_App and web page records_
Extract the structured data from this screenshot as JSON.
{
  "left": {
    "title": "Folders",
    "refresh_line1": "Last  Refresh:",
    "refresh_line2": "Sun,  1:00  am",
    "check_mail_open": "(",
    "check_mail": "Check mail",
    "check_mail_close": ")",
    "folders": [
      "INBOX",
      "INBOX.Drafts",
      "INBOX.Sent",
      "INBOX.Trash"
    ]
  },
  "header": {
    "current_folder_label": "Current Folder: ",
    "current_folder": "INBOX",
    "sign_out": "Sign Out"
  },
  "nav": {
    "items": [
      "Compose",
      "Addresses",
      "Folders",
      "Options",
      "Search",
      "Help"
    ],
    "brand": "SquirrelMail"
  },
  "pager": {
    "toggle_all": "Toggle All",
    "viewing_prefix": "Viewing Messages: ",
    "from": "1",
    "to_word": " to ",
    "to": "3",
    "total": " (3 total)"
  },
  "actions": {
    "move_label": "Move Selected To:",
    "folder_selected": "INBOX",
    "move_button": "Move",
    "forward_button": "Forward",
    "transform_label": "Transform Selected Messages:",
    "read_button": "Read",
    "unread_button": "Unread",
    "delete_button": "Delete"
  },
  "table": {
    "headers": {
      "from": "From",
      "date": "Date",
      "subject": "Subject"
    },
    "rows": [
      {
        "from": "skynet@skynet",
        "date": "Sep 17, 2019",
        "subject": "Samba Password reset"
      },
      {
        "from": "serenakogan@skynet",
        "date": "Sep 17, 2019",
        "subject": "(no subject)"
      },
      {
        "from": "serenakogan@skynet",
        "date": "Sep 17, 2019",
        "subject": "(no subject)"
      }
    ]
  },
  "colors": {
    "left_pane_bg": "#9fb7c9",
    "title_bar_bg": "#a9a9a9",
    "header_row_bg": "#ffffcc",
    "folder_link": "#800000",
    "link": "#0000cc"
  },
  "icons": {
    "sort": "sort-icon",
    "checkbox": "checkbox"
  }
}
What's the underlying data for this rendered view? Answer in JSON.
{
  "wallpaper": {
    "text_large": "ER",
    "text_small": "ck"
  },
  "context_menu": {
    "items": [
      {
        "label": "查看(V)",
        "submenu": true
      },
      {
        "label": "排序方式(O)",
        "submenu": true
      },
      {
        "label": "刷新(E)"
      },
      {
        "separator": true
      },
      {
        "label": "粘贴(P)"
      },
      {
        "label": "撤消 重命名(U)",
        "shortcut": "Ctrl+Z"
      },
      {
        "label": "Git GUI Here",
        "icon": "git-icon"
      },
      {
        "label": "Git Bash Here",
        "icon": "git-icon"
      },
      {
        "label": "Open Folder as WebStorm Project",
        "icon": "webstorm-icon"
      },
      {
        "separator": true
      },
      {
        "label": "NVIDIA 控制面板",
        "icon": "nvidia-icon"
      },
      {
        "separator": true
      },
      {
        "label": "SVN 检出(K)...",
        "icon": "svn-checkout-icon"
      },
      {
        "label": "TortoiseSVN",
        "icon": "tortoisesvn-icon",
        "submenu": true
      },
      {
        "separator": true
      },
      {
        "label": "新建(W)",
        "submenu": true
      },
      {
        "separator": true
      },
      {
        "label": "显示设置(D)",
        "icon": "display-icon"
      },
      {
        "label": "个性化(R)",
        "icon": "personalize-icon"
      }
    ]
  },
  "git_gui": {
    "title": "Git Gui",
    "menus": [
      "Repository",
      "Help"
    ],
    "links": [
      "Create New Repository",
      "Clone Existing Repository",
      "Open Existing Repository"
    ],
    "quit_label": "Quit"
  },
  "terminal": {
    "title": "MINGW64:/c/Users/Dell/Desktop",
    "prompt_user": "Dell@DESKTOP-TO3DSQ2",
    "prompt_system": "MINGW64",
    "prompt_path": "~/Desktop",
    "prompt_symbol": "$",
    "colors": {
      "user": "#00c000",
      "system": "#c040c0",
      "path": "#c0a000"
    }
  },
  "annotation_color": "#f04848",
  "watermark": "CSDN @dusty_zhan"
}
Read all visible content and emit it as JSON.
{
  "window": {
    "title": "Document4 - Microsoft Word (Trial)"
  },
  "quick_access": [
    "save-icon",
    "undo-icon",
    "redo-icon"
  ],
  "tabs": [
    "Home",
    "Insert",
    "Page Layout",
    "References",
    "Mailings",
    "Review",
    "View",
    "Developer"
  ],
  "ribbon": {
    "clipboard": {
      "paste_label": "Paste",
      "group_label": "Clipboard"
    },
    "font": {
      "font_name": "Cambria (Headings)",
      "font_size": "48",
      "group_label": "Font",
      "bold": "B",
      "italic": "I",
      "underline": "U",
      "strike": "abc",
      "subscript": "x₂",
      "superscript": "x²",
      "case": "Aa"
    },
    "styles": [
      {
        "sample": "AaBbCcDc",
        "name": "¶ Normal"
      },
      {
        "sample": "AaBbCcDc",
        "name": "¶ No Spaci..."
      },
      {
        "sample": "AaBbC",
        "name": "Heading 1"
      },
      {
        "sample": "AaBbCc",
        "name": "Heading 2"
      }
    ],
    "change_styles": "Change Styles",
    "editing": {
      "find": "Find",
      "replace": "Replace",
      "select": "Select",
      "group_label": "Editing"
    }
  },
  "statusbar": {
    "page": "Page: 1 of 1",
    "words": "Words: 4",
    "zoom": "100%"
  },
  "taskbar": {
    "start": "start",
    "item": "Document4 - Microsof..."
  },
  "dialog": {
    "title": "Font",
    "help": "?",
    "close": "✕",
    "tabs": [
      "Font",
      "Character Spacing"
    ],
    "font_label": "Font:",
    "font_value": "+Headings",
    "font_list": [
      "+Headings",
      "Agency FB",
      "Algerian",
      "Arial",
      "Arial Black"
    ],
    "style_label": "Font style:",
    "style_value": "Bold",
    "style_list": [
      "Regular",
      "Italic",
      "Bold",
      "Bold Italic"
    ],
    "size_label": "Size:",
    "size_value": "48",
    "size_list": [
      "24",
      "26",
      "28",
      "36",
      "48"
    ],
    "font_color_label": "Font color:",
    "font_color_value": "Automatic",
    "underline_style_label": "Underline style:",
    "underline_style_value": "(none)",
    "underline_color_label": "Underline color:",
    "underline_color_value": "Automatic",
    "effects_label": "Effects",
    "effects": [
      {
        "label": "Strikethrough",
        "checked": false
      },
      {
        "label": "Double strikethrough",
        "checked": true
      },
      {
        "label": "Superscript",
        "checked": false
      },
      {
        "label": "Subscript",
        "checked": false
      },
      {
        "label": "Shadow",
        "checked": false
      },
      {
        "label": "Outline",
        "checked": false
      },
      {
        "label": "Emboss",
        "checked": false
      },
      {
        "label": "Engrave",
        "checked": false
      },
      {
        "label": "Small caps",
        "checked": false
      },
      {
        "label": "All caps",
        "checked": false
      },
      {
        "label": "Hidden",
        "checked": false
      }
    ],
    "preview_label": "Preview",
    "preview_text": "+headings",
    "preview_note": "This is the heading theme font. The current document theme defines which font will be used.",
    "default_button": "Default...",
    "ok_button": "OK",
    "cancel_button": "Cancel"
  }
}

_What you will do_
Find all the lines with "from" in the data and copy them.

_Output of the task_
Extract the structured data from this screenshot as JSON.
    "from": "1",
      "from": "From",
        "from": "skynet@skynet",
        "from": "serenakogan@skynet",
        "from": "serenakogan@skynet",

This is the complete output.